Unlike other students who took a placement exam, once Ahmed returned to school, he did not want to take the exam to place into a higher grade after the years of school he missed. Instead, he started back in the third year in order to learn everything he could.  He was challenged however when he reached the sixth grade and failed his math exam. He sought out a relative who was a teacher, but she was so busy with her family and children that Ahmed didn’t want to be a burden on her.  He refused to let failure overwhelm him. Remembering his father’s words, he knew he needed to do all that was possible to succeed.  He learned from his friends about the catch up classes offered by World Vision in partnership with Al Ghad organization, and he went to the school to meet the facilitator, Fahd. Little did he know at the time, he was about to make a bond that would totally change his life.

Fahd, the facilitator of the program, recalls the first encounter, “When Ahmed came to the school, I was in the car getting ready to leave. Someone at the door of the school told him that I was the facilitator of the program.  He told me that he had a request. I stepped out of the car to listen to him. He said that he has lost his father and that he only makes 10 thousand Iraqi Dinar (around $8 USD) a week to make ends meet. He was tearful and was desperate to pass the exam. He said he wouldn’t mind sitting on the floor to just be able to listen to the classes so that he could pass. Despite the fact that classes had already started and reached the target (with a full class), I thought that he was in great need. I registered him and I allowed him to take the classes.”  At that time Ahmed was doing odd jobs to make a living for his family and would sometimes come late to the class, but Fahd would ask the teachers to give him classes after hours.

With Fahd’s continued follow up on Ahmed and a great effort from his side, Ahmed eventually took the exam and passed it.

When thinking about his experience with the classes, Ahmed shared, “I benefited from the catch up classes a lot. I met with the facilitator Fahd. He stood by my side and if not for him, I would have never passed. Fahd was great. Fahd cared for me. I loved him.  He told me, ‘I am your father and your brother and anything you want, I will do it for you.’ My relatives wouldn’t have said the same to me.”

Fahd shared, “Ahmed is a boy with great potential. Although he is a small child, he has a big mind. When you talk to him, you would think you were talking to someone who is 50 years old. He is taking responsibility for his family.”

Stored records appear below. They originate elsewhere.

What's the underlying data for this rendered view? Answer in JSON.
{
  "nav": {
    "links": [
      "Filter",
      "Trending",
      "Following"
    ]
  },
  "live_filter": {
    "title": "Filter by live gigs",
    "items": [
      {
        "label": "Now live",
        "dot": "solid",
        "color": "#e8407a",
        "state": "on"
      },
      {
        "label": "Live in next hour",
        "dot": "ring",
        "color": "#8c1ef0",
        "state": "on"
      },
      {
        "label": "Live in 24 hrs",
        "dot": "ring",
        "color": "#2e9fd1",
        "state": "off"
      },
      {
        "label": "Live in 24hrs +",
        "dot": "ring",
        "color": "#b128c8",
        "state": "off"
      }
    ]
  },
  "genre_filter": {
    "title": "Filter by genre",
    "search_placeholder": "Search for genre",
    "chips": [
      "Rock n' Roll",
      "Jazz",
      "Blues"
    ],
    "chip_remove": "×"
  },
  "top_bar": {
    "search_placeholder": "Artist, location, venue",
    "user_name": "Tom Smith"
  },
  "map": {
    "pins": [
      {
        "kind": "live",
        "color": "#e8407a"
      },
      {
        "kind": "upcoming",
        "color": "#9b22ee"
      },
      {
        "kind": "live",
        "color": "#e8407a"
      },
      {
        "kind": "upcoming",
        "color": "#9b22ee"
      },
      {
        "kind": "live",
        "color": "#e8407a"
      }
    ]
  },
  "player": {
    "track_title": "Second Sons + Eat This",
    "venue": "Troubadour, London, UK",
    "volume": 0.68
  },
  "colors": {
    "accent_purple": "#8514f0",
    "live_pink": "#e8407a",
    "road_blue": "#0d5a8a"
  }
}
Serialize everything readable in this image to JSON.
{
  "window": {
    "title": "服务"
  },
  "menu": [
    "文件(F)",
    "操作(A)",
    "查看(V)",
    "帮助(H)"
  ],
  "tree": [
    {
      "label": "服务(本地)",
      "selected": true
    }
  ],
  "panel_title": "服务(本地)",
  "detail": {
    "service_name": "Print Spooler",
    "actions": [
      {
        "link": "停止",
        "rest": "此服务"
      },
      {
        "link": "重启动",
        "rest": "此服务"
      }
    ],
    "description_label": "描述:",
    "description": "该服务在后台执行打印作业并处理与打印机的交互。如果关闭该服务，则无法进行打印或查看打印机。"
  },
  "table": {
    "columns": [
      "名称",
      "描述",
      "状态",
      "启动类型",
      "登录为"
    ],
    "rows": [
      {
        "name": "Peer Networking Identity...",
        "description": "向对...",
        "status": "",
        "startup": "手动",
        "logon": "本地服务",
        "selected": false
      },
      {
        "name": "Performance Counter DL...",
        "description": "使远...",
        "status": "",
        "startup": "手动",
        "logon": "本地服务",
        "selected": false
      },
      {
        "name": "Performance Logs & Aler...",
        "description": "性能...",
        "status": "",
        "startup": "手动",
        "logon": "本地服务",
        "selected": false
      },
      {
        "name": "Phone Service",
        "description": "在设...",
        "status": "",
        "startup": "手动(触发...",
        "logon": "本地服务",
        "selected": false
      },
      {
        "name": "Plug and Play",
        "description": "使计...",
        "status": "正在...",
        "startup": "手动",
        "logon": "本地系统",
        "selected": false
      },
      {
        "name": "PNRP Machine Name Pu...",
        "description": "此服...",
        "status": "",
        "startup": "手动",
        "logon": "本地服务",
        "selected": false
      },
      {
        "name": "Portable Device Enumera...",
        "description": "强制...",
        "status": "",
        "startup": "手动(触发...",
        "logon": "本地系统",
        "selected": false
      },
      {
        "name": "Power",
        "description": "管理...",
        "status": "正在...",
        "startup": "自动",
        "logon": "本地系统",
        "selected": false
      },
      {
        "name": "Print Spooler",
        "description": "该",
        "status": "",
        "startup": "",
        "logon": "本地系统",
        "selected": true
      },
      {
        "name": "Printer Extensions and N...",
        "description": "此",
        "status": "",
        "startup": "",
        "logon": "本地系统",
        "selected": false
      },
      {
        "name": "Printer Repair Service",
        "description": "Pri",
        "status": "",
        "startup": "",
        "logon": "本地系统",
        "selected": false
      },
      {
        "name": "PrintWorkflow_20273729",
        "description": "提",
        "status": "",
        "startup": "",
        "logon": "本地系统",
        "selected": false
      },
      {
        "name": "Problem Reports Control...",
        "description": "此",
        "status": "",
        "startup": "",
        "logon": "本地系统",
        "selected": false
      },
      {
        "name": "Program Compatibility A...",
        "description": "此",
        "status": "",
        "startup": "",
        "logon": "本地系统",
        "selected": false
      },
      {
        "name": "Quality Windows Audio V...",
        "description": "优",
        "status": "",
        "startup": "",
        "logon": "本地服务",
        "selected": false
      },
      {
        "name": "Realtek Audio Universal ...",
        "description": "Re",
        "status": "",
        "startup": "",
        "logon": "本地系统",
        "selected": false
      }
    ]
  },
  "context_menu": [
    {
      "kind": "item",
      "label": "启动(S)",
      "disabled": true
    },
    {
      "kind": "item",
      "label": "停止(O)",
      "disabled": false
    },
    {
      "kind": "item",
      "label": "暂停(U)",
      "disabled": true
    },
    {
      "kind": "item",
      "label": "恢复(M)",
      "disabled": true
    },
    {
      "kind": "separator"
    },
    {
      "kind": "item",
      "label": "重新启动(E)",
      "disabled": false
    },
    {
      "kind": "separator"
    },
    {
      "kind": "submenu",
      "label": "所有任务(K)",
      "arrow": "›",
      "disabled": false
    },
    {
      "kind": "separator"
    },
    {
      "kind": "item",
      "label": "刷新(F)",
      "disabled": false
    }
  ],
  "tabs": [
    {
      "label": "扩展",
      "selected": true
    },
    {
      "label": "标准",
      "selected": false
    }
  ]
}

Today, despite the fond memories of his dad teaching him to be an Imam, he has a new inspiration for what he would like to become.  “When I grow up, I want to be a teacher,” said Ahmed. “It is good from the financial side. In the summer holidays I can do another job, and after 12 o’clock (when the job as a teacher ends for the day) I can do extra work.”

World Vision in partnership with Al Ghad Organization and through funding from the Japan Platform (JPF) provided catch up classes to 800 students, 400 boys and 400 girls in 2019. Many boys and girls like Ahmed have missed years of education due to conflict.  It is easy to get discouraged when unable to pass the exams.  After attending the catch up classes, 83% of the students have successfully passed their exams. 

Ahmed’s father knew the power of education. Through programming like catch up classes, World Vision works to support children like Ahmed in having a brighter future.